Well, this webisode involves Jack and Ben playing a game of chess. This definitely takes place before Kate, Sayid, and Locke arrive in New Otherton (where Locke will blow up the sub). It's probably the best webisode of the Missing Pieces series. The Missing Pieces series aired before the fourth season so when I first watched this I had the finale 'Through The Looking Glass' in my mind throughout which I believe was/is the intention of the webisode. Jack and Ben discuss the agreement they made which will allow Jack to leave The Island. Ben tells Jack he intends to honor the agreement and wants to but warns Jack that if The Island doesn't want Jack to leave The Island won't let him. Ben also tells Jack: "But if you do leave this place, the day may come when you want to return." Jack laughs it off but we viewers knew the final scene of season 3 was Jack yelling at Kate that they need to go back. We didn't know then why he wanted so badly to go back.

This is a very cool webisode to watch prior to the launch of the final season because the webisode foreshadows "Something Nice Back Home" in particular. If you'll recall, Jack becomes very sick because of his appendix.

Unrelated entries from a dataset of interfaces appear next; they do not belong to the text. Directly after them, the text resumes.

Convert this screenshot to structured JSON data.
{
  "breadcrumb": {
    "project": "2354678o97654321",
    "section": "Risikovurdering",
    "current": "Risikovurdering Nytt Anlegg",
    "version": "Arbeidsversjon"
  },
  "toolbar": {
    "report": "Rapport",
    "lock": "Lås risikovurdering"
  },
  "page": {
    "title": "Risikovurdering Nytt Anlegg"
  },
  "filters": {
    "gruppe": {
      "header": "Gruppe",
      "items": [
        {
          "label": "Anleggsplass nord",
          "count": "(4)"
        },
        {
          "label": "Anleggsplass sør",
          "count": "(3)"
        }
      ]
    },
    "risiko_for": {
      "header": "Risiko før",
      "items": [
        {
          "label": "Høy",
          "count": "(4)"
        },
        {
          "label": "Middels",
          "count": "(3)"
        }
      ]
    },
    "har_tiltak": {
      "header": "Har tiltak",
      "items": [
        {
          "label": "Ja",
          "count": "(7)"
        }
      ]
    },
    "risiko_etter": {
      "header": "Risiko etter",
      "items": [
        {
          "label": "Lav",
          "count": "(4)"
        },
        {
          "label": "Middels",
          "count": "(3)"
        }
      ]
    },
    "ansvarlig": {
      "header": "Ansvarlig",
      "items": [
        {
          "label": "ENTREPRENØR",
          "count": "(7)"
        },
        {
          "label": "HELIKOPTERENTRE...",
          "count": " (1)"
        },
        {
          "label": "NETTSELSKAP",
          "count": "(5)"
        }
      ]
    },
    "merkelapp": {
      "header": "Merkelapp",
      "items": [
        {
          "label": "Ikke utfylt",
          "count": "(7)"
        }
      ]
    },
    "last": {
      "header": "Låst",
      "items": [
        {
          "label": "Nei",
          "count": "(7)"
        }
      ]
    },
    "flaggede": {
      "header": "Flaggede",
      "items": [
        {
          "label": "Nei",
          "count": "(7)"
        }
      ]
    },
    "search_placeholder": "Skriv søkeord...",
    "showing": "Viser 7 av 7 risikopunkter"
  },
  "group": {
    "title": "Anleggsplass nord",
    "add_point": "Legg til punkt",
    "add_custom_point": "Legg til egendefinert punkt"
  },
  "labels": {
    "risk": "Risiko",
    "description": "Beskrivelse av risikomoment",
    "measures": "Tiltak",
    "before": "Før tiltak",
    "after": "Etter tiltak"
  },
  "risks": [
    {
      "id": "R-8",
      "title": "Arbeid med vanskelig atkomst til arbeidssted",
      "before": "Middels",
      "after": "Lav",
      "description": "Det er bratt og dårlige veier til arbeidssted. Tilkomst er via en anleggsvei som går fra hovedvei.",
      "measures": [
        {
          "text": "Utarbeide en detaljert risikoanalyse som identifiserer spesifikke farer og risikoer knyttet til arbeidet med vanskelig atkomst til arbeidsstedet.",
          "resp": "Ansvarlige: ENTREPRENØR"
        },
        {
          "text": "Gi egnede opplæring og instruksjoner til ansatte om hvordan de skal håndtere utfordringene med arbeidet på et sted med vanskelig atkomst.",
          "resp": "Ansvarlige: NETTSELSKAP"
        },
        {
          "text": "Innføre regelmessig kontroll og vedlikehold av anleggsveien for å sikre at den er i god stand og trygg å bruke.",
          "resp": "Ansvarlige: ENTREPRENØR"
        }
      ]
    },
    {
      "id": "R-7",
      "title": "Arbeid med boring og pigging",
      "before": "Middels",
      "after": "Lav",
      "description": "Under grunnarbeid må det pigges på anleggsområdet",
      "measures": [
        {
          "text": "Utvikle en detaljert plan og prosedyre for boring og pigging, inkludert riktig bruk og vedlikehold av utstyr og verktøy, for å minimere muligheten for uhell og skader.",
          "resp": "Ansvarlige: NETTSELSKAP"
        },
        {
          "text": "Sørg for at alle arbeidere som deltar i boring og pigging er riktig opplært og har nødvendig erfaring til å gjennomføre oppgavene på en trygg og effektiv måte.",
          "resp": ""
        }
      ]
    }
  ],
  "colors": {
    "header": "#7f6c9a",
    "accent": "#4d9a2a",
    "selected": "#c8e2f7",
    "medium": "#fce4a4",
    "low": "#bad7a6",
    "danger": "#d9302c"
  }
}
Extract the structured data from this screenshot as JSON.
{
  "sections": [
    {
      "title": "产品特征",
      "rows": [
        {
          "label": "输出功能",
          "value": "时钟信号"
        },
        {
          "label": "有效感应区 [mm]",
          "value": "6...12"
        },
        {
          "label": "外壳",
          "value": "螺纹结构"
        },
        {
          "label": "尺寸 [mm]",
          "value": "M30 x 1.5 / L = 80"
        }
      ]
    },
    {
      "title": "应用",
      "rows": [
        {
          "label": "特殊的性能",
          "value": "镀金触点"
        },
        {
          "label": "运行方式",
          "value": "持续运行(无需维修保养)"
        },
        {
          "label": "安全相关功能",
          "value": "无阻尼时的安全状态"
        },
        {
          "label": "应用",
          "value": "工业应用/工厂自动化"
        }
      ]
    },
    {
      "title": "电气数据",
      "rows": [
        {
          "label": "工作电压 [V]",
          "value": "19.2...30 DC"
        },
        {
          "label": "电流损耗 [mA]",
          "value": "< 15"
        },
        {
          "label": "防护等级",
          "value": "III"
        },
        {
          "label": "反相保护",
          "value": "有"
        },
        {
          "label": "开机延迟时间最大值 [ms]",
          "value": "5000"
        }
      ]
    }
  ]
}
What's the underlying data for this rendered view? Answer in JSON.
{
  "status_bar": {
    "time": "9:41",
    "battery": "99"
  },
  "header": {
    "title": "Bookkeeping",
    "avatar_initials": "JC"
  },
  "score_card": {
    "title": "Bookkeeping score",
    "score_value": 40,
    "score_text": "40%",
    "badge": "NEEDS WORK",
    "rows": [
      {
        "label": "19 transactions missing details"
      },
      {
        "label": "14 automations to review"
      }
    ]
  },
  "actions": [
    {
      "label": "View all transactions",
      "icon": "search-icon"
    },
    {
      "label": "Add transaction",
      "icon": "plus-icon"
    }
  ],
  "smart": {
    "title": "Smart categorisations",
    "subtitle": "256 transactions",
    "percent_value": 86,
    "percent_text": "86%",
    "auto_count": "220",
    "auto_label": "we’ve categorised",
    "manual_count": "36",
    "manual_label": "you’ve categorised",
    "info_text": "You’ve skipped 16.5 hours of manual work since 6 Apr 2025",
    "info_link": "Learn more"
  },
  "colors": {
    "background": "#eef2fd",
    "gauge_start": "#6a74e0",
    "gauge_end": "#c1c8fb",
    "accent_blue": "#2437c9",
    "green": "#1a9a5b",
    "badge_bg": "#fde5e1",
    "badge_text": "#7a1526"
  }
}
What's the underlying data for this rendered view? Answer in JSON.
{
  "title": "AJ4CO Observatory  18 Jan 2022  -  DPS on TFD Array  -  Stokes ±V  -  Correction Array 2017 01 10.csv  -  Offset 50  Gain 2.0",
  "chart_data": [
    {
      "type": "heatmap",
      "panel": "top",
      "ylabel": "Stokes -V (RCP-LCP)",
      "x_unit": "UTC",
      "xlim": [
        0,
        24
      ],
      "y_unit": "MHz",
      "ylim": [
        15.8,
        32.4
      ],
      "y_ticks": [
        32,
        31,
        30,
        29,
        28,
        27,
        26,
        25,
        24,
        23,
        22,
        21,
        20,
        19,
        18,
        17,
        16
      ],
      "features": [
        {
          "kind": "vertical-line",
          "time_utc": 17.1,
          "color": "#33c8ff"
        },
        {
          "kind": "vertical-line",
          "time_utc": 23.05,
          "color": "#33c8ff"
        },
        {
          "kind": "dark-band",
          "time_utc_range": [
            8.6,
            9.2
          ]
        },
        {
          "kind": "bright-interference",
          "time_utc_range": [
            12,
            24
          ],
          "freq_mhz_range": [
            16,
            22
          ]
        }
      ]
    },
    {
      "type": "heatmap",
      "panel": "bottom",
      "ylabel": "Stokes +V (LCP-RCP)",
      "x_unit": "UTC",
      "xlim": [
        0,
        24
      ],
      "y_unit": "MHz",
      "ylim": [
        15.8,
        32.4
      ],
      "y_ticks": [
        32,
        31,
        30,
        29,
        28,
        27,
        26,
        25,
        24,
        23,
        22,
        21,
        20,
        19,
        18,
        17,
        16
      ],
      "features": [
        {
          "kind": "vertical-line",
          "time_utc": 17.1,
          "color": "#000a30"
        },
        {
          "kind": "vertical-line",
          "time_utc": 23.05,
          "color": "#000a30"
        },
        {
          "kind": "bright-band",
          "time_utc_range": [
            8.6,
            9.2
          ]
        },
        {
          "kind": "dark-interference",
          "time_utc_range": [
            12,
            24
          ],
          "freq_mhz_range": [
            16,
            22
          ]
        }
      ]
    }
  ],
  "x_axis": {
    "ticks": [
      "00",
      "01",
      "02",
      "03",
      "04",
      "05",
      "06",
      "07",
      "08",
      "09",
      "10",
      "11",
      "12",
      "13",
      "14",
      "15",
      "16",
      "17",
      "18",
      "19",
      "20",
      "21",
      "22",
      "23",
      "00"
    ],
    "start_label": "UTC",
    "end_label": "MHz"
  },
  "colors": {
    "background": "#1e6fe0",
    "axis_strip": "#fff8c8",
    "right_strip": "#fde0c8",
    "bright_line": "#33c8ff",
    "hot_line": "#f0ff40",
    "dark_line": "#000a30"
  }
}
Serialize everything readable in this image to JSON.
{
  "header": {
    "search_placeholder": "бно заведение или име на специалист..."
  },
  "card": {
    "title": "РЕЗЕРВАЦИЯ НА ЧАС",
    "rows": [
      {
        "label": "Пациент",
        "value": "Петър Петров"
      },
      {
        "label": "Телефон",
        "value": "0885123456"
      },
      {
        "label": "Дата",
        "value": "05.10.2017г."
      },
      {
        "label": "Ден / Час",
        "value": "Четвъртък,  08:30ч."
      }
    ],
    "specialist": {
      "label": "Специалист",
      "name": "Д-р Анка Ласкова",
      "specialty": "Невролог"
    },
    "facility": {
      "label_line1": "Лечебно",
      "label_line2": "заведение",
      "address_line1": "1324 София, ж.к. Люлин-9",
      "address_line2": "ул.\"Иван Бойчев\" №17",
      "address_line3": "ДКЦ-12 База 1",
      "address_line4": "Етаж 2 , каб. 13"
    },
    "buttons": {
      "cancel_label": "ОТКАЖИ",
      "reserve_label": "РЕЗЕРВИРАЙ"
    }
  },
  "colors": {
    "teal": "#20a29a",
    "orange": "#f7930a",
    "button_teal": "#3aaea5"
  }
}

Rose tells Bernard that it's no coincidence the leader of them gets sick when they are so close to being rescused (remember Rose's cancer healed once she arrived on The Island making her a quieter, much saner female John Locke or simply she understands this Island). Of course, if you watched this in November 2007, you'd immediately think back to John Locke blowing up the sub. Questions about fate, destiny, free-will, etc start popping up. The webisode also foreshadows the transformation of Jack. In this, as it is season 3, he is staunchly the man of science but he'll eventually believe that the Island wants all of the Oceanic 6 to return.

As for the game of chess, the board alone makes one remember Locke's favorite game of backgammon. Two sides. One light. One dark. There's been a bunch of discussion through the years about our favorite characters essentially being chess pieces in something larger than they are aware of. Also, worth noting (though it has nothing to do with the webisode), Ben loses his faith in The Island when Jack gains faith. LOST is brilliant.

To speak of the chess game again, the Spanish promo for The Final Season places the characters on a chess board. Before I post the clip and the actual webisode, I suggest you go to ew.com to read Doc Jensen's latest article about LOST. It's terrific. Also, all the Missing Pieces are on the Season Four DVD. Here's the videos:



"The King of the Castle"

About The Foot

My photo
Originally, I titled the blog Jacob's Foot after the giant foot that Jacob inhabited in LOST. That ended. It became TV With The Foot. I write regular posts about Grimm & The Vampire Diaries.